REQUIRED ACTION: Every record that follows should be printed verbatim.

EXTRACTED INFORMATION:
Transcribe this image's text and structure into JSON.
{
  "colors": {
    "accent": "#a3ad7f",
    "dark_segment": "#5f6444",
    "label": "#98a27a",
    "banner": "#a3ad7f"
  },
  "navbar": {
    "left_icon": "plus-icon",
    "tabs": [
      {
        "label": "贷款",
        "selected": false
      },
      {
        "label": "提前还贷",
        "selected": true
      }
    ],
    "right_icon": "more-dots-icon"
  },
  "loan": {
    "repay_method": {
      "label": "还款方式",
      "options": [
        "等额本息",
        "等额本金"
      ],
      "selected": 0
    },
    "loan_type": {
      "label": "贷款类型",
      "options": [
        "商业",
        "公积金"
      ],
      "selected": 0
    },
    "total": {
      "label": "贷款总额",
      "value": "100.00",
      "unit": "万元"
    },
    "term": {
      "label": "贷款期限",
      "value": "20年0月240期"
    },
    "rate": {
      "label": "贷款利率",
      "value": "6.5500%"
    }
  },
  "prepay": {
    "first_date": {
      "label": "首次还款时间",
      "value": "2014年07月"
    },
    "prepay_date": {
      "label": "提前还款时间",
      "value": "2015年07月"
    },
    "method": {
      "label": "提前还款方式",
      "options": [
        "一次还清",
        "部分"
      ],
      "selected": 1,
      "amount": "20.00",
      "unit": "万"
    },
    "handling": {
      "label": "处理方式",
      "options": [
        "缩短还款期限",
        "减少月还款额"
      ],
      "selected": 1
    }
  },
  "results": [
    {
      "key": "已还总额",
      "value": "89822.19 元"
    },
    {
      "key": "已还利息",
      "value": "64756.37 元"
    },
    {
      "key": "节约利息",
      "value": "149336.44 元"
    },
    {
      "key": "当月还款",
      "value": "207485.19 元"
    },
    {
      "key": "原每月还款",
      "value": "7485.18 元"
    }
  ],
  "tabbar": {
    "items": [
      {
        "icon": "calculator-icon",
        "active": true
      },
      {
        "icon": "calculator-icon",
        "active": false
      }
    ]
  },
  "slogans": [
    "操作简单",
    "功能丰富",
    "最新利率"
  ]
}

TASK RESPONSE:
Transcribe this image's text and structure into JSON.
{
  "colors": {
    "accent": "#a3ad7f",
    "dark_segment": "#5f6444",
    "label": "#98a27a",
    "banner": "#a3ad7f"
  },
  "navbar": {
    "left_icon": "plus-icon",
    "tabs": [
      {
        "label": "贷款",
        "selected": false
      },
      {
        "label": "提前还贷",
        "selected": true
      }
    ],
    "right_icon": "more-dots-icon"
  },
  "loan": {
    "repay_method": {
      "label": "还款方式",
      "options": [
        "等额本息",
        "等额本金"
      ],
      "selected": 0
    },
    "loan_type": {
      "label": "贷款类型",
      "options": [
        "商业",
        "公积金"
      ],
      "selected": 0
    },
    "total": {
      "label": "贷款总额",
      "value": "100.00",
      "unit": "万元"
    },
    "term": {
      "label": "贷款期限",
      "value": "20年0月240期"
    },
    "rate": {
      "label": "贷款利率",
      "value": "6.5500%"
    }
  },
  "prepay": {
    "first_date": {
      "label": "首次还款时间",
      "value": "2014年07月"
    },
    "prepay_date": {
      "label": "提前还款时间",
      "value": "2015年07月"
    },
    "method": {
      "label": "提前还款方式",
      "options": [
        "一次还清",
        "部分"
      ],
      "selected": 1,
      "amount": "20.00",
      "unit": "万"
    },
    "handling": {
      "label": "处理方式",
      "options": [
        "缩短还款期限",
        "减少月还款额"
      ],
      "selected": 1
    }
  },
  "results": [
    {
      "key": "已还总额",
      "value": "89822.19 元"
    },
    {
      "key": "已还利息",
      "value": "64756.37 元"
    },
    {
      "key": "节约利息",
      "value": "149336.44 元"
    },
    {
      "key": "当月还款",
      "value": "207485.19 元"
    },
    {
      "key": "原每月还款",
      "value": "7485.18 元"
    }
  ],
  "tabbar": {
    "items": [
      {
        "icon": "calculator-icon",
        "active": true
      },
      {
        "icon": "calculator-icon",
        "active": false
      }
    ]
  },
  "slogans": [
    "操作简单",
    "功能丰富",
    "最新利率"
  ]
}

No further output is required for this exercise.